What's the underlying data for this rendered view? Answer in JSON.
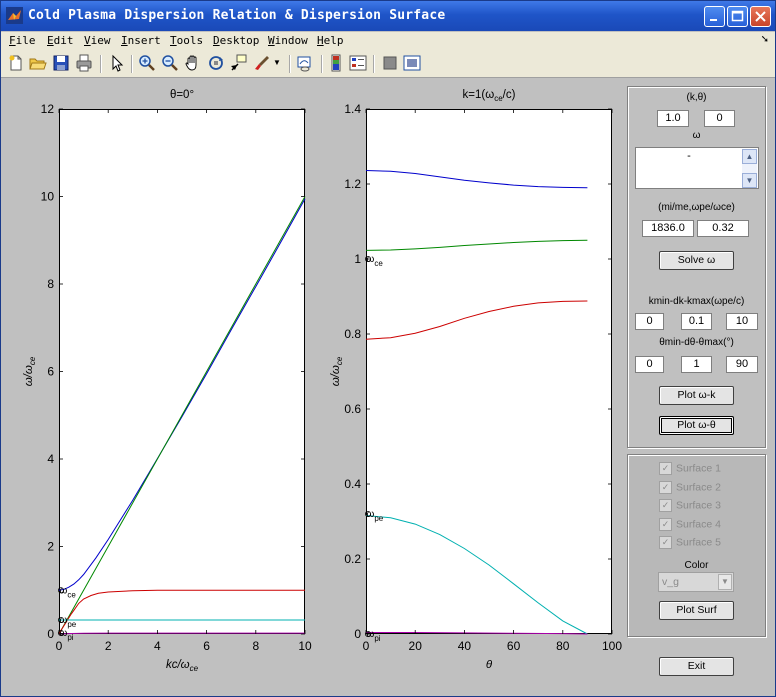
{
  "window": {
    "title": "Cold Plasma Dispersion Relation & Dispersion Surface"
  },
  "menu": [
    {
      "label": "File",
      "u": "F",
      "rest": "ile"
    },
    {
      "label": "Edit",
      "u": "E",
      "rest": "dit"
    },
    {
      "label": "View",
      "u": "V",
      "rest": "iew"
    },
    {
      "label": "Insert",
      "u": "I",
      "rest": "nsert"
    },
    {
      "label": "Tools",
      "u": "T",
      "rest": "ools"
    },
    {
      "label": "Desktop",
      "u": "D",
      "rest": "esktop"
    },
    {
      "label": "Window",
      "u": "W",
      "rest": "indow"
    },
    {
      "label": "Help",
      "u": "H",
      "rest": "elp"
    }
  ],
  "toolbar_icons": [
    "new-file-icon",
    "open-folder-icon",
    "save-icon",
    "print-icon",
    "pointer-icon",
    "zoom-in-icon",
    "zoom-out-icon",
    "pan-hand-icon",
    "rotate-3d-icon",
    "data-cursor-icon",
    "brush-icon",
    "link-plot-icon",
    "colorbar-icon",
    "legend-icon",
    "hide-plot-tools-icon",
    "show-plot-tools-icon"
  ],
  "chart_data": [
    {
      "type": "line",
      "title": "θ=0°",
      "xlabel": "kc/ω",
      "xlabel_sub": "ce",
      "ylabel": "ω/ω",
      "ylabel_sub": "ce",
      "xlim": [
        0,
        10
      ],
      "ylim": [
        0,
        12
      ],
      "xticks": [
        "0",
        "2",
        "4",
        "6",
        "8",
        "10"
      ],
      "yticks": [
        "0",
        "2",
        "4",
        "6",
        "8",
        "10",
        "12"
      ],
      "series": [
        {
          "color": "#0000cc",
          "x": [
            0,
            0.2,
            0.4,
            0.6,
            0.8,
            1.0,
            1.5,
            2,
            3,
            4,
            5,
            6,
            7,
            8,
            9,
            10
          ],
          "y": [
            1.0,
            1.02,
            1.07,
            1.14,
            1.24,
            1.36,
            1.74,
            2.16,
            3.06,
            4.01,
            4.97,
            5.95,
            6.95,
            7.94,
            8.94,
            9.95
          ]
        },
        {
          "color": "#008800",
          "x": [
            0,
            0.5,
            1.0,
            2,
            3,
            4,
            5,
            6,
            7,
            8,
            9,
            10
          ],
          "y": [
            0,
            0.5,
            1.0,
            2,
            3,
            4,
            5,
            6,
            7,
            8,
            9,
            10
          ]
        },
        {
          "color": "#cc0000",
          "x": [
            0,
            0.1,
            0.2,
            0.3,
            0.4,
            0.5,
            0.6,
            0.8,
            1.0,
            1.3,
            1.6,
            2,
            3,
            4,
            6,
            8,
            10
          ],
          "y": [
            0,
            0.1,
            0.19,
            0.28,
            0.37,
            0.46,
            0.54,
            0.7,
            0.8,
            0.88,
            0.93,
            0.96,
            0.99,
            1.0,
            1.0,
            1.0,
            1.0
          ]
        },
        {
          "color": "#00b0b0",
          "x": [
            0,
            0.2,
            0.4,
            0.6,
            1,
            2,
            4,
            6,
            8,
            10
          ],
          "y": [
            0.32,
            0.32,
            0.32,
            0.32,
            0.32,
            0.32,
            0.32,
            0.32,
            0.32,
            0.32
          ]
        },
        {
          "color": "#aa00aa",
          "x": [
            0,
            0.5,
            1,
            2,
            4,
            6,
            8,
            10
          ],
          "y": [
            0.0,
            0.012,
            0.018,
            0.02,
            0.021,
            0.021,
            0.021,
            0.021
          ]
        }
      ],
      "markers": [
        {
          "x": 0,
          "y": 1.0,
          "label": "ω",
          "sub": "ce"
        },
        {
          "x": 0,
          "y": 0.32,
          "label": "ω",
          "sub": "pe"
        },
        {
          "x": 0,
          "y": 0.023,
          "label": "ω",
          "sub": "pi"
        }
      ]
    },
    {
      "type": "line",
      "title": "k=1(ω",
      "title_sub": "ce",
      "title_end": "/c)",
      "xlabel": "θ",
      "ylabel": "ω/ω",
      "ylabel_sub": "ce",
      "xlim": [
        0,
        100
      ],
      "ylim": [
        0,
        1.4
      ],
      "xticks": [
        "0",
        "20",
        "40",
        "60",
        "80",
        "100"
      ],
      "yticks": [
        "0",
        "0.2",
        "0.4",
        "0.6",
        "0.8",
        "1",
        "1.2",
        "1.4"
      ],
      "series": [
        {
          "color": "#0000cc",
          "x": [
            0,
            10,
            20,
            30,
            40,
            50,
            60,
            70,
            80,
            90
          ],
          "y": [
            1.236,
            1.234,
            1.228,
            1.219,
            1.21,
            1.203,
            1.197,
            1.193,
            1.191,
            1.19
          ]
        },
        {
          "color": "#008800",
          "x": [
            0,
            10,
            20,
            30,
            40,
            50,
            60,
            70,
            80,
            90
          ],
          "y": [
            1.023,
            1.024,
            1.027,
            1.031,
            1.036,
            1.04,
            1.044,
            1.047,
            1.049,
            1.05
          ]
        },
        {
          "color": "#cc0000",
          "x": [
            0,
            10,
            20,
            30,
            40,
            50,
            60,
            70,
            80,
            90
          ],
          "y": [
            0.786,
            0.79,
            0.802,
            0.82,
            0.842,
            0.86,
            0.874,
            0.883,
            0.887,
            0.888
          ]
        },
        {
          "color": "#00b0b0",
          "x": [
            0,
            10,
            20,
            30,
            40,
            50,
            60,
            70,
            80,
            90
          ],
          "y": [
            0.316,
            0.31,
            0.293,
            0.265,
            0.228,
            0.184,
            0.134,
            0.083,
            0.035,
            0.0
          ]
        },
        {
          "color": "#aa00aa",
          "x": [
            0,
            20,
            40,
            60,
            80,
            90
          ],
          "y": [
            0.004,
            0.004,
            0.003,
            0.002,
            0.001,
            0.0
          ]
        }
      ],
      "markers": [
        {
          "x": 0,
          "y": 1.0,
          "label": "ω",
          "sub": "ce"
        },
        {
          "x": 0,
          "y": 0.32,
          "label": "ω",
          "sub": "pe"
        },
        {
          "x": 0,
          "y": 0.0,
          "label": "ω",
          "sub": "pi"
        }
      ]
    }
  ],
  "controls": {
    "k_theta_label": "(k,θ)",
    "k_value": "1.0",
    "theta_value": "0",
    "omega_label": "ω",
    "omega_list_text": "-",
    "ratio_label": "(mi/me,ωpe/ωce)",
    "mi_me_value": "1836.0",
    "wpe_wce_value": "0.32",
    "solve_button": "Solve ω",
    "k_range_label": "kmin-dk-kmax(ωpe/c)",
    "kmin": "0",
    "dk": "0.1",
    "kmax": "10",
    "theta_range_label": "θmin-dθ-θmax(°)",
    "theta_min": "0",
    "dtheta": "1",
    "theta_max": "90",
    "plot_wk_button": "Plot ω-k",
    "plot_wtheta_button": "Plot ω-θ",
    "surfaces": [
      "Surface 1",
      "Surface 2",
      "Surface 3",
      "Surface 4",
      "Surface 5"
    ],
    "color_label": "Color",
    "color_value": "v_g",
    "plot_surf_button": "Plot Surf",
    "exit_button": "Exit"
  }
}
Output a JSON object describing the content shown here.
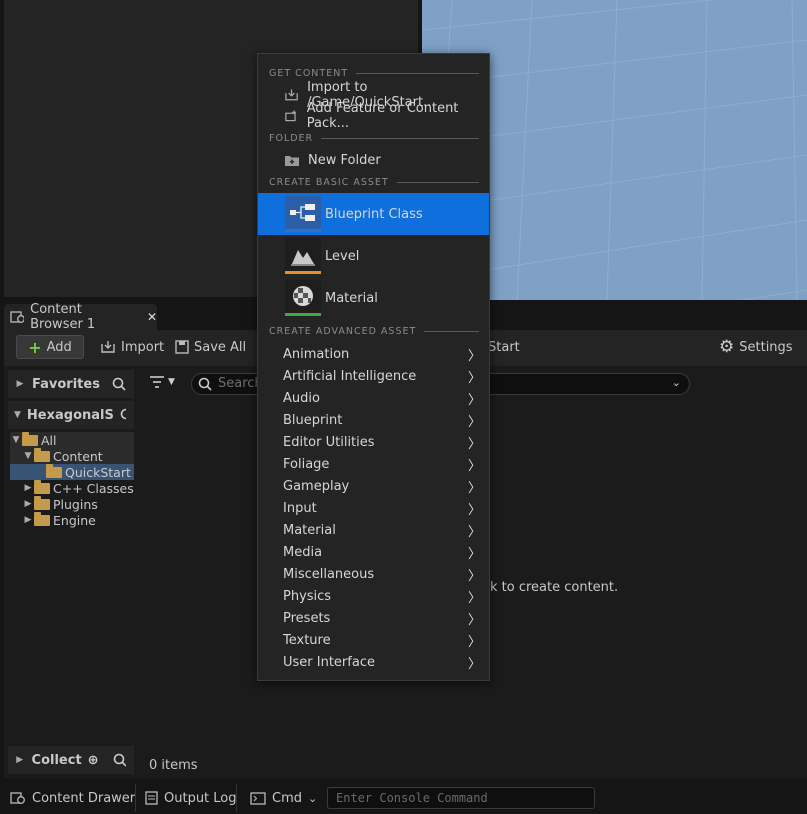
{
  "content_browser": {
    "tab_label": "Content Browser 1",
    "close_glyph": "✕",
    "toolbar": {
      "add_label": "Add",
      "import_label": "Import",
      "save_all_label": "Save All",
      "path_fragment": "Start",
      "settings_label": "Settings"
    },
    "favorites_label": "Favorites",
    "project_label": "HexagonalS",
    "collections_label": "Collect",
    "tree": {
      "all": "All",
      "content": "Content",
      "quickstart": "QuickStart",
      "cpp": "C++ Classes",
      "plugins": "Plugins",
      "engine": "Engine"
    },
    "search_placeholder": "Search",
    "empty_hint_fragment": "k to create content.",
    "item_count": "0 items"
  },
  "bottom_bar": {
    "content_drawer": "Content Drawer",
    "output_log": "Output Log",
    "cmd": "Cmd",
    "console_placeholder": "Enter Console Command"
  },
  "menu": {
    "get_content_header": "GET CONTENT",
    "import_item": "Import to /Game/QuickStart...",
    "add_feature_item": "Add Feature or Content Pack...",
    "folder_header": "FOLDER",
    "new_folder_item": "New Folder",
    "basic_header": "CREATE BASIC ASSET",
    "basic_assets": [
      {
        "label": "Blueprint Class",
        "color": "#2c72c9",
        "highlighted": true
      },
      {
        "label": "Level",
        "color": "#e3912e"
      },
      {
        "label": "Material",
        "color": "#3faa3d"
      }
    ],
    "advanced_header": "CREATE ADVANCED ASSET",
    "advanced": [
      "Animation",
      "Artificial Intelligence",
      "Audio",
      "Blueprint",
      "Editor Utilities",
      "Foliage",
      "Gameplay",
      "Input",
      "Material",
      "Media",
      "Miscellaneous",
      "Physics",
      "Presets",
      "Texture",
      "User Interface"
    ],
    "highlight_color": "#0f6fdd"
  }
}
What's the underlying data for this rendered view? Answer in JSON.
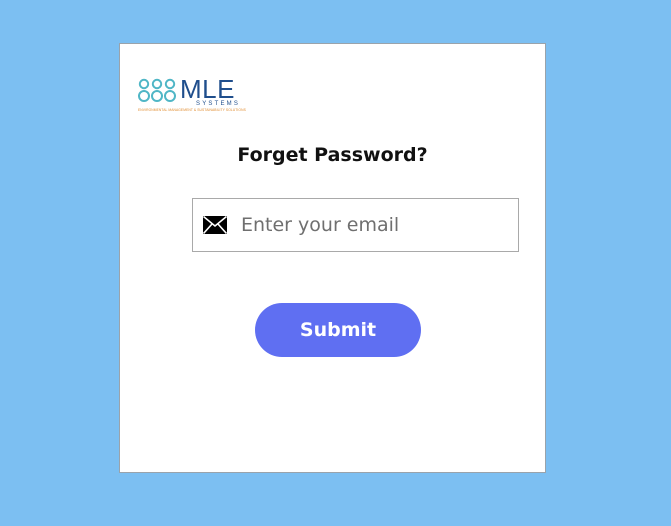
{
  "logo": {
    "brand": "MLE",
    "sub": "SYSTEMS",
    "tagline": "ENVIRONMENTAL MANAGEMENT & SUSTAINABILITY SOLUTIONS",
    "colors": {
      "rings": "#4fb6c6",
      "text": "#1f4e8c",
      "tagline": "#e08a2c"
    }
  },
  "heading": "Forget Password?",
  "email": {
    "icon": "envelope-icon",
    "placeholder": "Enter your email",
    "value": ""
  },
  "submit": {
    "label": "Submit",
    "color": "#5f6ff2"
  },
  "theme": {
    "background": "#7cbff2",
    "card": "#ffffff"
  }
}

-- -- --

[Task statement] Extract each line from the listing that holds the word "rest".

[Task solution]
      "rest": "ile"
      "rest": "dit"
      "rest": "iew"
      "rest": "nsert"
      "rest": "ools"
      "rest": "esktop"
      "rest": "indow"
      "rest": "elp"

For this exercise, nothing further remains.